Though I helped a bit with technical matters and provided a word here and there, my main role was to splash out a heap of gestural ink drawings to accompany Richard’s literary wonder. Brushes, hard Bristol paper, black ink. He made quite a few more, working with the same materials, and selected his and my drawings for print based on his own emotional reactions and perceived imagery, each image chosen to complement the texture and tenor of its accompanying poem. It was a continually surprising process, as what he saw often differed from my own responses, and I came to see my own work differently as we moved along.

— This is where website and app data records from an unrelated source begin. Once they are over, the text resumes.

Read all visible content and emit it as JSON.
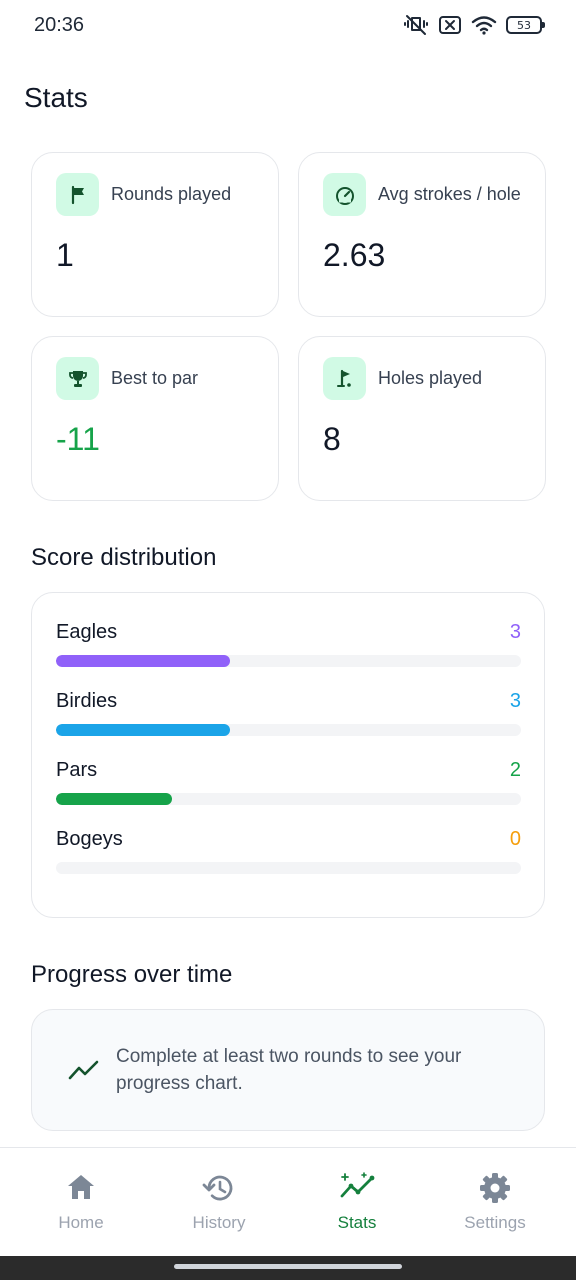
{
  "status_bar": {
    "time": "20:36",
    "battery": "53",
    "icons": [
      "mute-vibrate-icon",
      "sim-blocked-icon",
      "wifi-icon",
      "battery-icon"
    ]
  },
  "page": {
    "title": "Stats"
  },
  "stats": [
    {
      "label": "Rounds played",
      "value": "1",
      "icon": "flag-icon"
    },
    {
      "label": "Avg strokes / hole",
      "value": "2.63",
      "icon": "speedometer-icon"
    },
    {
      "label": "Best to par",
      "value": "-11",
      "icon": "trophy-icon"
    },
    {
      "label": "Holes played",
      "value": "8",
      "icon": "golf-hole-icon"
    }
  ],
  "score_distribution": {
    "title": "Score distribution",
    "rows": [
      {
        "label": "Eagles",
        "count": "3",
        "fraction": 0.375,
        "color": "#9061f9"
      },
      {
        "label": "Birdies",
        "count": "3",
        "fraction": 0.375,
        "color": "#1ba4e8"
      },
      {
        "label": "Pars",
        "count": "2",
        "fraction": 0.25,
        "color": "#16a34a"
      },
      {
        "label": "Bogeys",
        "count": "0",
        "fraction": 0,
        "color": "#f59e0b"
      }
    ]
  },
  "progress": {
    "title": "Progress over time",
    "empty_message": "Complete at least two rounds to see your progress chart.",
    "icon": "trend-line-icon"
  },
  "nav": {
    "items": [
      {
        "label": "Home",
        "icon": "home-icon",
        "active": false
      },
      {
        "label": "History",
        "icon": "history-icon",
        "active": false
      },
      {
        "label": "Stats",
        "icon": "stats-sparkle-icon",
        "active": true
      },
      {
        "label": "Settings",
        "icon": "gear-icon",
        "active": false
      }
    ]
  },
  "colors": {
    "accent": "#15803d",
    "icon_bg": "#d1fae5",
    "positive": "#16a34a"
  }
}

The images that made it to press were tightly bound with the text (so to speak), and many other drawings came out of the process that simply didn’t fit the project. Certain of the pictures that didn’t make it in are stronger to me as individual images than some of the ones that were printed. I’ve been carrying boxes of drawings around the country, and this is a step toward finally showing and sharing this secret corpus.
“Teeth for Poems,” I call this “block” of drawings. Above, you’ll see a few selections, but there are quite a few more to come as I find time for the chore of photographing them. Time’s more than a little scarce, with a movie to finish. If you urgently want to see more, say so in a comment, to put a little pressure on me. Start thinking about whether you’d like to own one of these drawings for keeps.
Play around with the slideshow-thing above. You can make it stop, go, and click inside, then outside the image to make the “navigation bar” disappear, etc.
Go to http://www.wepress.org/loranger (including the link to an excerpt) to get a sense of the brilliance and truly alarming, vicious, compassionate strangeness of Richard Loranger’s work.